##### DATA UNDER STUDY

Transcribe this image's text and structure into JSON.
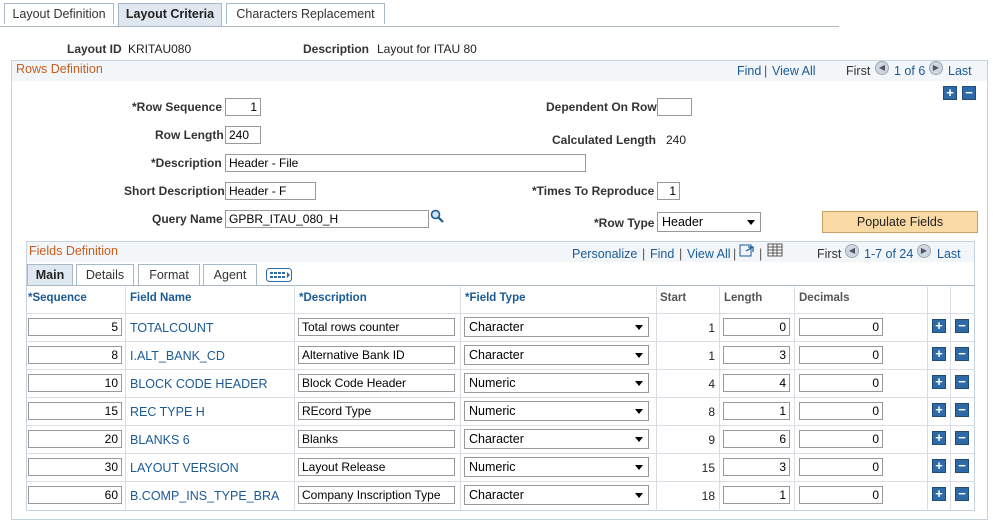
{
  "tabs": [
    {
      "label": "Layout Definition"
    },
    {
      "label": "Layout Criteria"
    },
    {
      "label": "Characters Replacement"
    }
  ],
  "header": {
    "layout_id_label": "Layout ID",
    "layout_id_value": "KRITAU080",
    "description_label": "Description",
    "description_value": "Layout for ITAU 80"
  },
  "rows_definition": {
    "title": "Rows Definition",
    "find": "Find",
    "sep": "|",
    "view_all": "View All",
    "first": "First",
    "range": "1 of 6",
    "last": "Last",
    "row_sequence_label": "*Row Sequence",
    "row_sequence": "1",
    "dependent_on_row_label": "Dependent On Row",
    "dependent_on_row": "",
    "row_length_label": "Row Length",
    "row_length": "240",
    "calculated_length_label": "Calculated Length",
    "calculated_length": "240",
    "description_label": "*Description",
    "description": "Header - File",
    "short_description_label": "Short Description",
    "short_description": "Header - F",
    "times_to_reproduce_label": "*Times To Reproduce",
    "times_to_reproduce": "1",
    "query_name_label": "Query Name",
    "query_name": "GPBR_ITAU_080_H",
    "row_type_label": "*Row Type",
    "row_type": "Header",
    "populate_fields": "Populate Fields"
  },
  "fields_definition": {
    "title": "Fields Definition",
    "personalize": "Personalize",
    "find": "Find",
    "sep": "|",
    "view_all": "View All",
    "first": "First",
    "range": "1-7 of 24",
    "last": "Last",
    "tabs": [
      {
        "label": "Main"
      },
      {
        "label": "Details"
      },
      {
        "label": "Format"
      },
      {
        "label": "Agent"
      }
    ],
    "columns": {
      "sequence": "*Sequence",
      "field_name": "Field Name",
      "description": "*Description",
      "field_type": "*Field Type",
      "start": "Start",
      "length": "Length",
      "decimals": "Decimals"
    },
    "rows": [
      {
        "sequence": "5",
        "field_name": "TOTALCOUNT",
        "description": "Total rows counter",
        "field_type": "Character",
        "start": "1",
        "length": "0",
        "decimals": "0"
      },
      {
        "sequence": "8",
        "field_name": "I.ALT_BANK_CD",
        "description": "Alternative Bank ID",
        "field_type": "Character",
        "start": "1",
        "length": "3",
        "decimals": "0"
      },
      {
        "sequence": "10",
        "field_name": "BLOCK CODE HEADER",
        "description": "Block Code Header",
        "field_type": "Numeric",
        "start": "4",
        "length": "4",
        "decimals": "0"
      },
      {
        "sequence": "15",
        "field_name": "REC TYPE H",
        "description": "REcord Type",
        "field_type": "Numeric",
        "start": "8",
        "length": "1",
        "decimals": "0"
      },
      {
        "sequence": "20",
        "field_name": "BLANKS 6",
        "description": "Blanks",
        "field_type": "Character",
        "start": "9",
        "length": "6",
        "decimals": "0"
      },
      {
        "sequence": "30",
        "field_name": "LAYOUT VERSION",
        "description": "Layout Release",
        "field_type": "Numeric",
        "start": "15",
        "length": "3",
        "decimals": "0"
      },
      {
        "sequence": "60",
        "field_name": "B.COMP_INS_TYPE_BRA",
        "description": "Company Inscription Type",
        "field_type": "Character",
        "start": "18",
        "length": "1",
        "decimals": "0"
      }
    ]
  },
  "icons": {
    "add": "+",
    "remove": "−",
    "prev": "◀",
    "next": "▶"
  }
}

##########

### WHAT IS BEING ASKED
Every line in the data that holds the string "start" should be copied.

### SOLUTION FOR THIS EXERCISE
      "start": "Start",
        "start": "1",
        "start": "1",
        "start": "4",
        "start": "8",
        "start": "9",
        "start": "15",
        "start": "18",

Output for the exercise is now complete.